Statement by Humat Dijlah
Baghdad, January 2018
With great concern we are following the decreasing water supply to the Tigris River — a problem which has the potential to create an environmental catastrophe in Iraq in the near future. We are particularly worried following statements made by the Iraqi government in response to a cable from the Turkish Embassy in Baghdad stating that Turkey is considering postponing until next June the filling of the reservoir of the Ilisu Dam. The Iraqi government stated this postponement is the result of “the success of previous dialogues” with the embassy. This, in our opinion, reflects the following:
First, the Turkish government continues to deceive the Iraqi government about the real date of the dam’s start of operation, and continues to suggest falsely that the dam’s work is being delayed due to the concerns of the Iraqi government.
Second, the Iraqi government is aware of this deception, but continues to mislead the Iraqi people who are legitimately concerned about securing their fair share of water from the Tigris River.
In either case, this response from the Iraqi government indicates a deliberate denial of the magnitude of the environmental and economic disaster now facing Iraq. The authorities do not have the courage to take a serious step to confront this potential disaster; instead, its water and foreign policies try merely to patch over the problem, not solve it at its roots. A definitive and powerful position must refer to international covenants and treaties, and agreements that bind Iraq and Turkey. These would not simply postpone the construction of the dam, but deny its very right to exist.
As we criticize the Iraqi government’s lack of action and weak stance, we must also make clear to the public the reality of the situation in Turkey. The news coming from our colleagues and friends who are active there indicates that work on the Ilisu Dam has continued until now, but indeed has not been completed yet. Many of the families living in the historic city of Hasankeyf, which will be flooded by the Ilisu Dam’s reservoir, are still refusing to leave their homes. In addition, many religious and archaeological shrines have not yet been moved out of Hasankeyf to new sites.
Legal and administrative issues challenge the operation of Ilisu Dam, including the damage that will be inflicted on downstream populations.
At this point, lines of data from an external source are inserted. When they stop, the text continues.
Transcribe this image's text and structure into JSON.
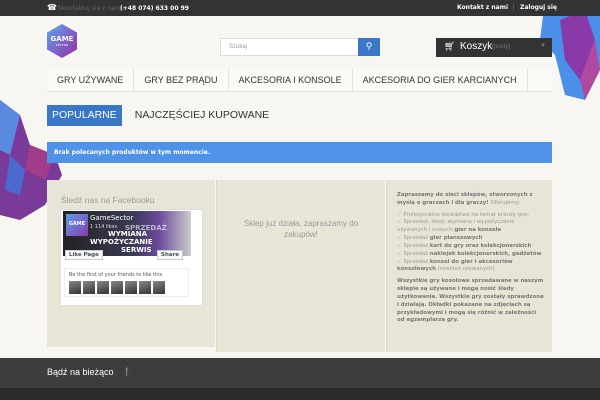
{
  "topbar": {
    "contact_label": "Skontaktuj się z nami:",
    "phone": "(+48 074) 633 00 99",
    "contact_link": "Kontakt z nami",
    "login_link": "Zaloguj się"
  },
  "logo": {
    "line1": "GAME",
    "line2": "SECTOR"
  },
  "search": {
    "placeholder": "Szukaj",
    "button_icon": "search-icon"
  },
  "cart": {
    "label": "Koszyk",
    "status": "(pusty)"
  },
  "nav": [
    "GRY UŻYWANE",
    "GRY BEZ PRĄDU",
    "AKCESORIA I KONSOLE",
    "AKCESORIA DO GIER KARCIANYCH"
  ],
  "tabs": [
    "POPULARNE",
    "NAJCZĘŚCIEJ KUPOWANE"
  ],
  "alert": "Brak polecanych produktów w tym momencie.",
  "facebook": {
    "title": "Śledź nas na Facebooku",
    "page_name": "GameSector",
    "likes": "1 114 likes",
    "cover_words": [
      "SPRZEDAŻ",
      "WYMIANA",
      "WYPOŻYCZANIE",
      "SERWIS"
    ],
    "like_btn": "Like Page",
    "share_btn": "Share",
    "friends_text": "Be the first of your friends to like this"
  },
  "promo": "Sklep już działa, zapraszamy do zakupów!",
  "about": {
    "intro_bold": "Zapraszamy do sieci sklepów, stworzonych z myślą o graczach i dla graczy!",
    "intro_rest": " Oferujemy:",
    "items": [
      {
        "pre": "Profesjonalne doradztwo na temat branży gier.",
        "bold": "",
        "post": ""
      },
      {
        "pre": "Sprzedaż, skup, wymianę i wypożyczanie używanych i nowych ",
        "bold": "gier na konsole",
        "post": ""
      },
      {
        "pre": "Sprzedaż ",
        "bold": "gier planszowych",
        "post": ""
      },
      {
        "pre": "Sprzedaż ",
        "bold": "kart do gry oraz kolekcjonerskich",
        "post": ""
      },
      {
        "pre": "Sprzedaż ",
        "bold": "naklejek kolekcjonerskich, gadżetów",
        "post": ""
      },
      {
        "pre": "Sprzedaż ",
        "bold": "konsol do gier i akcesoriów konsolowych",
        "post": " (również używanych)"
      }
    ],
    "outro": "Wszystkie gry kosolowe sprzedawane w naszym sklepie są używane i mogą nosić ślady użytkowania. Wszystkie gry zostały sprawdzone i działają. Okładki pokazane na zdjęciach są przykładowymi i mogą się różnić w zależności od egzemplarza gry."
  },
  "footer": {
    "title": "Bądź na bieżąco",
    "social_icon": "facebook-icon"
  },
  "colors": {
    "accent": "#3a77c6",
    "alert": "#5092e8",
    "dark": "#333333"
  }
}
This should make it impossible for the Turkish government to operate the dam. Given this, how can the Iraqi government claim that this newest postponement reflects “a success”? When the dam starts operating, will the Turkish government take into account Iraqi concerns? We do not believe so. We emphasize the need for urgent and decisive action now, using all relevant international conventions and treaties through the Iraqi Ministry of Foreign Affairs, which should play an important role in the campaign to save Iraq’s water resources.